Finally, King Hiranyakashipu thought he came up with a brilliant idea. He engaged the help of his sister, Holika, who owned a cloak that was immune to fire. He got Holika to sit on a pyre and challenged Prahlad to go onto the pyre too. Prahlad accepted the challenge and as the pyre was lit, he began to chant the name of Vishnu. Vishnu rewarded his devotion by transferring the cloak from Holika to Prahlad, burning Holika to death and leaving Prahlad completely unharmed. Hiranyakashipu was then mauled to death by Vishnu who arrived in the form of a half-man and half-lion. Thus the Holi festival, which name was derived from Holika, is celebrated to signify the triumph of good over evil!

On the eve of the festival, huge bonfires are lit everywhere and effigies of Holika are burned.
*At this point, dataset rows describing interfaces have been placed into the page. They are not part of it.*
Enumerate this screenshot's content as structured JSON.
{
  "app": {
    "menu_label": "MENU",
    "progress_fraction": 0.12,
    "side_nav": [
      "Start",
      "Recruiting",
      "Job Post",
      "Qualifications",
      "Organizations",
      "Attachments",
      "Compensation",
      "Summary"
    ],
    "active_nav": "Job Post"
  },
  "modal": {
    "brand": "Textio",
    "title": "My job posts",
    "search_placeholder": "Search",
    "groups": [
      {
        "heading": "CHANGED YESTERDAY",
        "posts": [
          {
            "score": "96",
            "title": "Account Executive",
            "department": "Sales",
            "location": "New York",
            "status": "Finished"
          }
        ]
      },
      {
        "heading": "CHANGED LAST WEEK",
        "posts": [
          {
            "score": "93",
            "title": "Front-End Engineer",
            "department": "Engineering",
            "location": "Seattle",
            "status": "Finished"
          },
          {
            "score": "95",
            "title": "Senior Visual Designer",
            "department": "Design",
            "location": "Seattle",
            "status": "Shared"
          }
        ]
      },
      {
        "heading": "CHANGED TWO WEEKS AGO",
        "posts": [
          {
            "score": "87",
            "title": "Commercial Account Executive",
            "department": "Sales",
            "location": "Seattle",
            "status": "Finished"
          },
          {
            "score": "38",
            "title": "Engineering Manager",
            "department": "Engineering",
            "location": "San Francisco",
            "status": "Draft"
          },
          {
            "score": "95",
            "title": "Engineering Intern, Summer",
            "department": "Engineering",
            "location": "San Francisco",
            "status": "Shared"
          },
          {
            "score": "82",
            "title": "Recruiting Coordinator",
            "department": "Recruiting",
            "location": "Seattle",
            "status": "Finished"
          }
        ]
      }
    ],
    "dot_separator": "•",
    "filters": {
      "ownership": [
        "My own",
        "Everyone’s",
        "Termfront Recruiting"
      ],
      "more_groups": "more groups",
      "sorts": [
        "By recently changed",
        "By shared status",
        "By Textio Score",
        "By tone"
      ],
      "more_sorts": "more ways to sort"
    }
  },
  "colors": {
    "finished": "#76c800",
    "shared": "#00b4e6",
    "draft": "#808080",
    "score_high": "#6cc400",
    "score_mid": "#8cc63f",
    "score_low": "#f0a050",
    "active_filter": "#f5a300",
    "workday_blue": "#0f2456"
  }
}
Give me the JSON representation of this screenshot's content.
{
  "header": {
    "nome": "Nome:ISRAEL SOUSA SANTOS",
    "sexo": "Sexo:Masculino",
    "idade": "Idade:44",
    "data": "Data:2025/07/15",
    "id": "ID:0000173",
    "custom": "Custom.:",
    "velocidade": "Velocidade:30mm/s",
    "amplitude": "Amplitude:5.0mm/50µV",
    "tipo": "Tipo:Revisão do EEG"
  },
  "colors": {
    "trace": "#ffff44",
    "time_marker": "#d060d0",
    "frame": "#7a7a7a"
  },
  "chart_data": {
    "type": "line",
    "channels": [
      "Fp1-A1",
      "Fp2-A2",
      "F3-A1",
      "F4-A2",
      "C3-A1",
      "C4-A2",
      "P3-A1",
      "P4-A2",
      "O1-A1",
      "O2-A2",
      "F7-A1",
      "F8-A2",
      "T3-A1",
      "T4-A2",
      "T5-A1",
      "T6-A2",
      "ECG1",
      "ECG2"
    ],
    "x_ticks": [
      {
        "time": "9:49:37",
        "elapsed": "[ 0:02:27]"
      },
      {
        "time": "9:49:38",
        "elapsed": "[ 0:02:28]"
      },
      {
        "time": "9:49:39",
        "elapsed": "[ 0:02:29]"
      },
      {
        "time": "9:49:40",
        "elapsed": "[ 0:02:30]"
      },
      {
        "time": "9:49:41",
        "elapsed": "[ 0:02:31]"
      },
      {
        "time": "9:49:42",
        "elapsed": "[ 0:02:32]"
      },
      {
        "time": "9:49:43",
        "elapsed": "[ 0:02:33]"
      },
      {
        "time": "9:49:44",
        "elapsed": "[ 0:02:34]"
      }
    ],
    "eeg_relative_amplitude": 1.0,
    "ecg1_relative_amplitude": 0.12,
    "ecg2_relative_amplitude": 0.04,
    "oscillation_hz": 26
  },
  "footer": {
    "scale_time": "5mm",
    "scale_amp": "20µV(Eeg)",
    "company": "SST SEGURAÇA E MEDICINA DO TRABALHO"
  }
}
In some states of India, there is also a practice of throwing cow dung into the fire and hurling obscenities as if they were scolding Holika herself. Cries of “Holi-hai” can thus be heard everywhere.

The Legend of Krishna and Radha


Another popular legend associated with the Holi story is the enduring love story between Krishna and Radha. The legend states that as a young child, Krishna was envious of Radha’s fair skin and hated his dark blue skin.

Krishna complained about the unfairness of the world to his mother, wondering why he was made so dark while Radha was made fair. His mother, in an attempt to pacify him, suggested that he paint Radha’s face in whatever colour he wanted. Hence, a mischievous Krishna did just that. This scene of a loving Krishna applying colour on Radha’s face is captured in many paintings and murals.


This tradition is still practiced today during the Holi festival and is perhaps one of its most well-known rituals. People will apply colours on the faces of their lovers to express love and affection. It is also a time when the gloom of winter is thrown off and people welcome the coming of spring with a show of colours and liveliness.

Today, the Holi festival has spread across all parts of the world. From the streets in the United States to the beaches in Singapore, it is gaining prominence as one of the “must-attend” festivals in the calendar. If you happen to pass by one, do stop to remember and appreciate the origins, myths and legends surrounding the beautiful Holi festival!

Article was contributed by local online shopping deals site ShopBack. Lifestyle writer Hui Min simply lives for travelling and feels that travel is one of the best way to live life. Thus, she tries to save up and fly to the next destination whenever it possible which explains the constant state of near-bankruptcy she is in. Unorthodox is her middle name, as she prefers offbeat destinations to world famous destinations like London or Paris.